Although it seems like ages since I last wrote, it also feels as though the season has not changed.
With weeks of cool, overcast and unsettled weather, it feels more like the start of spring than early summer, slowing the progress of later-drilled spring barley and also the areas of oilseed rape hit by pigeons and pollen beetle – which are still flowering now some 11 weeks after the earliest flowers were seen.
My sympathies go out to anyone affected by the recent flooding, as I know from experience the damage it can do – not just in the short term, but potentially affecting future years as well.
While we have missed the volume of rain seen further south, the constant showers mean we are back to field capacity, with any wetter areas of spring barley turning yellow.
Ironically, crops are in much better shape than this time last year, when they were affected by drought, but there is not the feel-good factor that the sun and heat brought last year.
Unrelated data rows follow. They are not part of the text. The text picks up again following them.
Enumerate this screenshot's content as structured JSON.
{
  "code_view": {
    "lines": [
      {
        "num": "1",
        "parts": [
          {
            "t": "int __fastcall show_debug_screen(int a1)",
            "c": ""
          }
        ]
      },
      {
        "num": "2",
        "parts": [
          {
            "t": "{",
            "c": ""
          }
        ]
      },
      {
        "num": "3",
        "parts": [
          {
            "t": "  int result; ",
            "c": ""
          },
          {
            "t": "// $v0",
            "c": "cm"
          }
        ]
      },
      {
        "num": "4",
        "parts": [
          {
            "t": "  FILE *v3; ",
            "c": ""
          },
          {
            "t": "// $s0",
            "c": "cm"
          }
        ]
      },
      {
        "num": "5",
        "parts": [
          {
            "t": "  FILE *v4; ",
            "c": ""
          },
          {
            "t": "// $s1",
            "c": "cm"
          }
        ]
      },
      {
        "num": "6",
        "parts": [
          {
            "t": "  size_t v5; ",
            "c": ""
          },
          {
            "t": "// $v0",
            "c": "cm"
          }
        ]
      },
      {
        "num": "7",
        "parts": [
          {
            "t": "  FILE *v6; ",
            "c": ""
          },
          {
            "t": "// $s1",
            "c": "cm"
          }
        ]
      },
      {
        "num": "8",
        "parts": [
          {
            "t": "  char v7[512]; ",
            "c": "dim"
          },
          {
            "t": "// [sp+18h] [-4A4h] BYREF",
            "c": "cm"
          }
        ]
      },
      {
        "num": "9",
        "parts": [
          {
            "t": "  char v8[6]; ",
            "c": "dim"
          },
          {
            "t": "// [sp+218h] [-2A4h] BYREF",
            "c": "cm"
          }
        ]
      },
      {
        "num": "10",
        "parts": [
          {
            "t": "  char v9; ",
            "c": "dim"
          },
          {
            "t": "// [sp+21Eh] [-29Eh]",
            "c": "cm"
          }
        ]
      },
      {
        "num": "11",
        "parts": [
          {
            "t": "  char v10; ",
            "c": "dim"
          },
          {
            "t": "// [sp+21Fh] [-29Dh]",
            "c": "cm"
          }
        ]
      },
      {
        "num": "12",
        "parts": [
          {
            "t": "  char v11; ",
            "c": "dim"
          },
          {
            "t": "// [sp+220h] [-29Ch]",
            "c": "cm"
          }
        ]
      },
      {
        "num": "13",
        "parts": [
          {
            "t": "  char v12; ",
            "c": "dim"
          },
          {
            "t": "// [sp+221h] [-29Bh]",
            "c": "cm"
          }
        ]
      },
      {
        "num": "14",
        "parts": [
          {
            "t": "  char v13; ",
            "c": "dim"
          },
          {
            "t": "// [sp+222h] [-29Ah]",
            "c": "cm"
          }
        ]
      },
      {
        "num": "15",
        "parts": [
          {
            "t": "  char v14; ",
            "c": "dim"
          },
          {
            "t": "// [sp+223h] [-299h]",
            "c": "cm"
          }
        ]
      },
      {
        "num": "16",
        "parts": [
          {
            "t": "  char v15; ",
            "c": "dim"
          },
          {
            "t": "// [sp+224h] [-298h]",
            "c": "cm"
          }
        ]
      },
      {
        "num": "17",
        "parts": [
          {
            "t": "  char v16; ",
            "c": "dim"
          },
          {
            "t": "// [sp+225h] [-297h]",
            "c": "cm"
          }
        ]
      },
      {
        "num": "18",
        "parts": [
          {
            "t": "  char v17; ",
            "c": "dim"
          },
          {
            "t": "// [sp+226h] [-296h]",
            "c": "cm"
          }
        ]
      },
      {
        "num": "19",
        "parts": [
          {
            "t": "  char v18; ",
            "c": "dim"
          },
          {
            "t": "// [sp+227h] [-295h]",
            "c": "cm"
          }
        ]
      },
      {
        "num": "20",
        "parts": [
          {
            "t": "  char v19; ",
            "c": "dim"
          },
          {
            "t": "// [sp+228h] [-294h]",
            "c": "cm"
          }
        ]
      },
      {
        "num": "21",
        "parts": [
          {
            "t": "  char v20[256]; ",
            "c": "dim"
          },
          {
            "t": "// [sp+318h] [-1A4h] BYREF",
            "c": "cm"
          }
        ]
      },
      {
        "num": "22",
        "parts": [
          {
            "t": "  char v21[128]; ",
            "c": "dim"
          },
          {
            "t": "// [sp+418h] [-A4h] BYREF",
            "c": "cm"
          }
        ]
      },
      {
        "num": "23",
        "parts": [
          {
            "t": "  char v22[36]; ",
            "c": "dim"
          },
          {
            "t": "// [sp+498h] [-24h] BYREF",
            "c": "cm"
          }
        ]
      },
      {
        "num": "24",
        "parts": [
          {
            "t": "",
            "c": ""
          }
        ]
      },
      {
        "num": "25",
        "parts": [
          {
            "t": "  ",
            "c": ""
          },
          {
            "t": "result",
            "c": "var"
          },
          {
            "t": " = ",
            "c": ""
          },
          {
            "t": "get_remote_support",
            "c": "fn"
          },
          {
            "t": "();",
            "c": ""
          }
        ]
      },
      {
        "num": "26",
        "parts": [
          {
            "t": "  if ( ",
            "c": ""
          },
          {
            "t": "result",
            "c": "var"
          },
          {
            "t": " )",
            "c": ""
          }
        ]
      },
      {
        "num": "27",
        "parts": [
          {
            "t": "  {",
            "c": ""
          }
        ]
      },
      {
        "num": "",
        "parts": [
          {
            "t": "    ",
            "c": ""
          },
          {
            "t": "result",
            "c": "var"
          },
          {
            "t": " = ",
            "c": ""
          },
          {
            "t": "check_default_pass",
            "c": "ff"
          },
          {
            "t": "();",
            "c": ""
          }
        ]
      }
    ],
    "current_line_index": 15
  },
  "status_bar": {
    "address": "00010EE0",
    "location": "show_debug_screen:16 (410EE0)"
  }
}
Spraying opportunities have been few and far between, and as soon as the spring barley T1 is complete, it will be time to start going around it again.
Savings made on wheat T1 fungicide have been spent on higher fungicide rates at T2 due to the change in weather conditions.
However, on the whole, the winter cereals look well and justify the spend, particularly given the recent increase in prices due to the wet drilling conditions in the US.
This has given an opportunity to make further sales for this season’s crop and some initial sales for the 2020 harvest.
By the time this is printed, we will hopefully have completed silage-making and have the pit covered in time to make a trip to the Royal Highland Show.
Not only is this a great opportunity to see new products, it is also good to meet up with people who, for the rest of the year, are just a voice on the phone.
I just hope the car park is somewhat drier than the one I have seen photos of at Cereals.